So with demand far outweighing supply, prices have risen. Like, a lot. As reported by the Associated General Contractors of America, between April 2020 and April 2021, lumber alone rose 85.7%.
Now, let’s take a look at how this is related to your home value and homeowners insurance.
About sixty percent of homes are undervalued and potentially underinsured by 17%. This is in part because home projects like renovating your kitchen, finishing your basement, or adding on an addition increase the value of your home.
Now, say something were to destroy your home – a fire for instance. The dwelling coverage part of your homeowners will cover the structure of your home and permanently installed fixtures (think wiring and plumbing). With the high cost of building materials, you may find yourself underinsured.
It’s also important to think about what your policy will actually cover. There is a big difference between actual cash value vs. replacement cost. With actual cash value, you may have lower premiums, but your loss will be restored minus depreciation. Whereas with replacement cost (like Erie’s Guaranteed Replacement Cost), your rebuilt home will be equivalent to what was lost.
We recommend checking in on your homeowners insurance policy each year or after any major home projects. While reassessing your home value will inevitably raise your premiums, you will be able to rest easy knowing that you’re covered if something were to happen to your home. Plus, by speaking with your local agent, they may be able to find ways to help offset the increase!

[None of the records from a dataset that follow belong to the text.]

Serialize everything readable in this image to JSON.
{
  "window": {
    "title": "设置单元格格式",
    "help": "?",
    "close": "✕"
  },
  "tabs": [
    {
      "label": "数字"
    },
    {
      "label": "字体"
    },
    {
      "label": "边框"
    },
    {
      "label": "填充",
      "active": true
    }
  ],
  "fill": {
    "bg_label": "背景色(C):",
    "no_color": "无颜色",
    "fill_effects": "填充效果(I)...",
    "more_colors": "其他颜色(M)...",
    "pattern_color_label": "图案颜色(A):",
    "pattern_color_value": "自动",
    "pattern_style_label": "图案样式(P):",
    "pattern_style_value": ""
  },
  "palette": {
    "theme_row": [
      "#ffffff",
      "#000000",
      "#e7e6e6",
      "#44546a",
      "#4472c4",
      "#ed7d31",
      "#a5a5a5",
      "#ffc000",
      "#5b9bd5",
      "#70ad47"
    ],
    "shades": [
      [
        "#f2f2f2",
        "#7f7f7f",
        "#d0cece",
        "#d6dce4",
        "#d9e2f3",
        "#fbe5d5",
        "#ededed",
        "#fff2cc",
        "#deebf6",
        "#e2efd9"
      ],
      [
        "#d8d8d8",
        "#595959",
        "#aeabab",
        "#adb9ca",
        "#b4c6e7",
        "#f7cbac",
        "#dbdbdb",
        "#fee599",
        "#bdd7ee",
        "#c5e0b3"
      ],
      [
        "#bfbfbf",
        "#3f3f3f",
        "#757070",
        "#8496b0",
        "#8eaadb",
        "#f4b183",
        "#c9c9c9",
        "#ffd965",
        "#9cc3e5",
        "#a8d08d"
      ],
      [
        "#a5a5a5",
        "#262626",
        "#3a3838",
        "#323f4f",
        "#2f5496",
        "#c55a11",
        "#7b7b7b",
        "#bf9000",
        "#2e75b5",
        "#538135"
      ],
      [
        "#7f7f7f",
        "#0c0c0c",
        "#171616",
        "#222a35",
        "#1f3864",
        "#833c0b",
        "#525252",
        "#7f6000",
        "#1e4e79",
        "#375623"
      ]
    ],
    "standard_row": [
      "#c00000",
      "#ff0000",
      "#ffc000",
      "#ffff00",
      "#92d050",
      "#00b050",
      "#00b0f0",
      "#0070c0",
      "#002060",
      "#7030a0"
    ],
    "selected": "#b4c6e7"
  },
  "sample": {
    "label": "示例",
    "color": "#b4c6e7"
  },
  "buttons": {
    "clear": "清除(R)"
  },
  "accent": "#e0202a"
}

Need a home quote? Curious about Guaranteed Replacement Cost? See what we can do for you.